He paled. “Then there is one thing left to me,” he said, rising to his feet. “One final persuasion and then I will ask you again.”
He dipped his head. “I may be gone awhile, but I will return.”
And so he undid.
He shouted down the Grammar, unmade it’s potency, as best he could, because words could always shape thoughts, but words alone would never again remake reality. So eloquent was he in this task that it took him but four months to fulfil it. And when he was done, he knew it could not be unspoken, he knew he had changed the world forever, that the Underlying Mechanism of the Bottle Grande would never listen so attentively again.
And he was not the only one. Parliamentarians lined our hall.
“What have you done?” they demanded, though they already knew.
“The world is ruined,” they said. “Talked out.”
The Master shook his head. “The world will run as it ran before. Dear sirs, talk is still not cheap. And there will be other duties to which we must attend.”
One man made to strike him and, out of habit, the Master tried to whisper it away. The fist struck him hard, then another and another.
But none of these men where used to fighting. I pulled them from my poor Master and pushed them from the house. I knew how to fight.
The Master looked at me with a new respect. “You’ll have to teach me that,” he said.
“With pleasure,” I said, thinking of the occasional bloody nose I might administer myself, still smarting over Death’s visit to the house.
Hoarse and bleeding, and with me to hold him up, he took his carriage along the thoroughfare and down to her residence.
“The World is ruined,” he whispered.
And all the way I sat and watched this world remade, this sticks and stones world, where words could sting but no longer hurt. This world where tongues might wag again now the Grammar was gone.
“The World is ruined,” he whispered again.
But it was not.
He struck his hand against the door, his knuckles bleeding. The sound so feeble because he was so feeble, but still someone came to the door, then led him in to the Lady’s drawing room.
And when she entered, the room lit up with a magic that was beyond words, doubly beyond words now. At the sight of him, her eyes widened, and she hurried to his side.
“It is done,” he said, hoarse and broken. She rubbed his face and my master winced.
“Come outside,” he said. “Into the garden.”
We all did.
“Can’t you feel it?” he said.
“Feel what?” the lady asked.
“The Bottle Grande - the air the soil - it’s no longer listening.”
I smiled. He was right, everything was as it was, but indifferent.
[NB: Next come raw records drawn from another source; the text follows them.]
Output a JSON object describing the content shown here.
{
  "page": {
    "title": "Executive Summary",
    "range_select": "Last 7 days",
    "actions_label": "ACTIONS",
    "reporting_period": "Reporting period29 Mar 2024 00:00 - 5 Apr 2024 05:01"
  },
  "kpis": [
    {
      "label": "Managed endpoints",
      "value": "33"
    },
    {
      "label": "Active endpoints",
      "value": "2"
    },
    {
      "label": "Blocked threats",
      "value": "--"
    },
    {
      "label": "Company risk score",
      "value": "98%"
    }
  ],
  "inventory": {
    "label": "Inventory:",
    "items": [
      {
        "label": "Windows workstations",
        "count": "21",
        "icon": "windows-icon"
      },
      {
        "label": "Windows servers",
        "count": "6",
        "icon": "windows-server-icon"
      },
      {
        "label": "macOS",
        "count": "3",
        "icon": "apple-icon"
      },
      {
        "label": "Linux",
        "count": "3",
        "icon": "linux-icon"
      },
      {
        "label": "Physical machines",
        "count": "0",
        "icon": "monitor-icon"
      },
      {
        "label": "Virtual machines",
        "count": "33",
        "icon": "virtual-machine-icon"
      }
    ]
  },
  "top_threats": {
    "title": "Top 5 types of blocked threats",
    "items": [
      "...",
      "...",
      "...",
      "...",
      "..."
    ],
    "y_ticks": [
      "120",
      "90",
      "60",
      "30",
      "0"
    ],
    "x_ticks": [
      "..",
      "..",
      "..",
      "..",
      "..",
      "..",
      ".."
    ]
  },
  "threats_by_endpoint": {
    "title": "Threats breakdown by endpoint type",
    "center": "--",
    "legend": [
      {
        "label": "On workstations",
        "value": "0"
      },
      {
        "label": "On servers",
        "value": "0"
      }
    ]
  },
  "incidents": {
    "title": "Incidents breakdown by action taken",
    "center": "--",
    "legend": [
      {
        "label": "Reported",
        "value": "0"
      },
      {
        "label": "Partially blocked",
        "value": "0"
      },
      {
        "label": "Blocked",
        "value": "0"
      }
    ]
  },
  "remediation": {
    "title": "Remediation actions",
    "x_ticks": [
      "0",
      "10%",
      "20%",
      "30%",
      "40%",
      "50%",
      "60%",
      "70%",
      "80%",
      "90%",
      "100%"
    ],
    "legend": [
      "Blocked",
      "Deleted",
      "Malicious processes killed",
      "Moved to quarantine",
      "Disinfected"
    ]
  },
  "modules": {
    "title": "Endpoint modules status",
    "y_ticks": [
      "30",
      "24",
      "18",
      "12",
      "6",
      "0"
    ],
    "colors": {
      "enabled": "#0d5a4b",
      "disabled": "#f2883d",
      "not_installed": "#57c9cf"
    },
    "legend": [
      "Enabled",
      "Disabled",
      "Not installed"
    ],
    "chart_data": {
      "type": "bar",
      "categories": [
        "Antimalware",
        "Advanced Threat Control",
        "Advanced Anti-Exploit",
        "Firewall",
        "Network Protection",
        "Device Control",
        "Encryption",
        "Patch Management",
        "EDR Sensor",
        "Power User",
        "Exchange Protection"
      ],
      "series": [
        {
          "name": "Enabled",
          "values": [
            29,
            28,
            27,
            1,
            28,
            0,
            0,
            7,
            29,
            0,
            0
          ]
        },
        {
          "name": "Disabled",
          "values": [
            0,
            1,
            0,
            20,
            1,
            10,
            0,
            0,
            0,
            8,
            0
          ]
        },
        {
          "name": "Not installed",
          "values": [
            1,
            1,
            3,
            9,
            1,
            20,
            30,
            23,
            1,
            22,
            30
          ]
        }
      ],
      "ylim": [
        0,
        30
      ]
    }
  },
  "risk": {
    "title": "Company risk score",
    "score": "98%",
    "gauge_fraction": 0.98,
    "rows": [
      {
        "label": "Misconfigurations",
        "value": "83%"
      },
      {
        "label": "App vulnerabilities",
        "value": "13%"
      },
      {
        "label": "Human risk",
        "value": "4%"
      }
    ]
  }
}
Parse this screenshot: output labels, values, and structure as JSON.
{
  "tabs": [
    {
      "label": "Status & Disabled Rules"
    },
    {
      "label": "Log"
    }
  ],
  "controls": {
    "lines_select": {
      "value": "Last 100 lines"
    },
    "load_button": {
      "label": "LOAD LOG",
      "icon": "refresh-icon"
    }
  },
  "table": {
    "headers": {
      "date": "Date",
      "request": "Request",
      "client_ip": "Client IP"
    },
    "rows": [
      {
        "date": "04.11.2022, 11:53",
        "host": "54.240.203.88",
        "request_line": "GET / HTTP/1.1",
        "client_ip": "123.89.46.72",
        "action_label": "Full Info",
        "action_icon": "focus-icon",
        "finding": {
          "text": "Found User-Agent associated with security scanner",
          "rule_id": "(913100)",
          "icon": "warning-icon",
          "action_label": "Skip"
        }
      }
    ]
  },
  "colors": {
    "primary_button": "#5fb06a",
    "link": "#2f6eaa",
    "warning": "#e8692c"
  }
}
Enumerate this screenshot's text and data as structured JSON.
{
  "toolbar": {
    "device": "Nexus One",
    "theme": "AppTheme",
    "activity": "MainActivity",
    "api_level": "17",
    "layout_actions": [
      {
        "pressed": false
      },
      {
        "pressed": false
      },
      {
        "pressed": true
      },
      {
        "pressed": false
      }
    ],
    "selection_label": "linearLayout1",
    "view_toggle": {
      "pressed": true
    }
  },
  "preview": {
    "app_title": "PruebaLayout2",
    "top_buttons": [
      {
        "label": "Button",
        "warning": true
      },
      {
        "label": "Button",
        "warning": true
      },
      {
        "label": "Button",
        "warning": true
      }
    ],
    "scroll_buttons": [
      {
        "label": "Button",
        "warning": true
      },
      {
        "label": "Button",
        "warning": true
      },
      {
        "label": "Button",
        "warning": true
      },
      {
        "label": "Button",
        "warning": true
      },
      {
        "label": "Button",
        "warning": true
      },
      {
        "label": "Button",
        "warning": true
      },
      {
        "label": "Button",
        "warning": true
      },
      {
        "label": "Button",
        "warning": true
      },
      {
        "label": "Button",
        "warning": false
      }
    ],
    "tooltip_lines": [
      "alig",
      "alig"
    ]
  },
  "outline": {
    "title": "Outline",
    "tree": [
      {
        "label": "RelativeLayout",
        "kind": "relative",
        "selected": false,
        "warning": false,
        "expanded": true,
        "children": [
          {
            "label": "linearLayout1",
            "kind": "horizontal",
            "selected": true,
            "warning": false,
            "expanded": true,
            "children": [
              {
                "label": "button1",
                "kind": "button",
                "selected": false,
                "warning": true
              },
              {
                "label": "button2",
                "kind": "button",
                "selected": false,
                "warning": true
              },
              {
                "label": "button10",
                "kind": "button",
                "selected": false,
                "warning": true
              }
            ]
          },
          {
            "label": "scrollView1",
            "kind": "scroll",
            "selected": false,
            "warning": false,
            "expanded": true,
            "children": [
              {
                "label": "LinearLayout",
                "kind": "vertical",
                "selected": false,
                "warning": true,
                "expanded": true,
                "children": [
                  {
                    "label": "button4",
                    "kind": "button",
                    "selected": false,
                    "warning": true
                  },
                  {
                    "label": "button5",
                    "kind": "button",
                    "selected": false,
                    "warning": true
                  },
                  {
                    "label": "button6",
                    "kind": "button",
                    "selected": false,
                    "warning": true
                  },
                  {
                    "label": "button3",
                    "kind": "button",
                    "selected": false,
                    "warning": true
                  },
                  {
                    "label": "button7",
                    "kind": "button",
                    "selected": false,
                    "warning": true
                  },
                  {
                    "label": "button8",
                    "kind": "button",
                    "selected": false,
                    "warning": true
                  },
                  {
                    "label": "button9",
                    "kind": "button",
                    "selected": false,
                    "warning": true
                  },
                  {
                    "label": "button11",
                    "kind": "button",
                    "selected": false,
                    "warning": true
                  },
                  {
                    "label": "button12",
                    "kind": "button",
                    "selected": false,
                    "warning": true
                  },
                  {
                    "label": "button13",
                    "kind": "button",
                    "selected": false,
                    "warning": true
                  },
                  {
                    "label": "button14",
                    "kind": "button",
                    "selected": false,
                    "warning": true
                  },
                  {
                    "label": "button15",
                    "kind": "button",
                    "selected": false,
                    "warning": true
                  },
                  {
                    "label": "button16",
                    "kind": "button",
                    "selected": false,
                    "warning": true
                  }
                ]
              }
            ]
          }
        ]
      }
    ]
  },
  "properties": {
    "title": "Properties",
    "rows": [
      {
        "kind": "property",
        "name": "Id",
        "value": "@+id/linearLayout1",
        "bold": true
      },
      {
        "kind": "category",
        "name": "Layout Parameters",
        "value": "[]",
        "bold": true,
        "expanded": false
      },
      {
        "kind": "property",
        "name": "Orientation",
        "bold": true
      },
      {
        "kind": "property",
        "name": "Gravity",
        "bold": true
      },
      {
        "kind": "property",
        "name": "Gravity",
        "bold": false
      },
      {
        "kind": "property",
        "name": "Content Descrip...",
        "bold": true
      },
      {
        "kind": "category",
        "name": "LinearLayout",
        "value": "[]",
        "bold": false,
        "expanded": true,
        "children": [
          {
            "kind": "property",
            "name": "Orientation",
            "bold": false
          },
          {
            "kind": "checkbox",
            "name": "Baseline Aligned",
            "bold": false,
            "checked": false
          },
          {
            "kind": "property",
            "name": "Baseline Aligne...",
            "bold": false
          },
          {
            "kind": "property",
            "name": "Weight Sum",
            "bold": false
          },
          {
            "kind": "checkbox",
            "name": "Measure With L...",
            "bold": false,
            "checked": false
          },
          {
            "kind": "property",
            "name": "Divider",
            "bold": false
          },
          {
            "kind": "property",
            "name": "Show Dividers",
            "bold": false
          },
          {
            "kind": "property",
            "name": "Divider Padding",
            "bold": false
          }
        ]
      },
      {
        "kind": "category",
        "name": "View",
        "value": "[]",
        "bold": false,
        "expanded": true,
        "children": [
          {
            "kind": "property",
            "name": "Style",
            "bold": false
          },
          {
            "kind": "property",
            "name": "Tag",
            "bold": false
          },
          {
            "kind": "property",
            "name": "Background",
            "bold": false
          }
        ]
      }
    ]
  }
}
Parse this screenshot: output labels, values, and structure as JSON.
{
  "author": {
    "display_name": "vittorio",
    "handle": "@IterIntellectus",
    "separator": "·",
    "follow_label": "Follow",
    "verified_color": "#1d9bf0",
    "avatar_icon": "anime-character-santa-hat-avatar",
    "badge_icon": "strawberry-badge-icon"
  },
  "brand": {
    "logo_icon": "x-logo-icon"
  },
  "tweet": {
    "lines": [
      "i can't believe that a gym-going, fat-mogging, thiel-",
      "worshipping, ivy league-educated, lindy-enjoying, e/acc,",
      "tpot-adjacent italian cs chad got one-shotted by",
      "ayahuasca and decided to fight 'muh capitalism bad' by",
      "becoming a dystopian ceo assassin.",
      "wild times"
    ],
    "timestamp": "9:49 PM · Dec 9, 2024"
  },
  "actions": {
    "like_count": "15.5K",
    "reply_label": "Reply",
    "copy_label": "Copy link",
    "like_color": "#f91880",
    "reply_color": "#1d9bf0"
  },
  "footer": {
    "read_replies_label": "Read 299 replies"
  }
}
The world did not strain to hear, nor hang upon our every word, it just was.
“You did this for me?”
“And you alone,” he said. “All done because I love you, love you more than words can ever express. And because of such a love I have bound this world up, imprisoned it. Oh, but I am a fool.”
“Fool you are, but you have not bound up this world just freed it, as you have freed my heart,” the Lady said, and clutched his hands close to her breast.
“Freed it? I do not see what you mean…”
“Would you just shut up,” the Lady said, “and kiss me.”
And that, words fled, is what my Master did.
This story originally appeared in Reserved For Travelling Shows.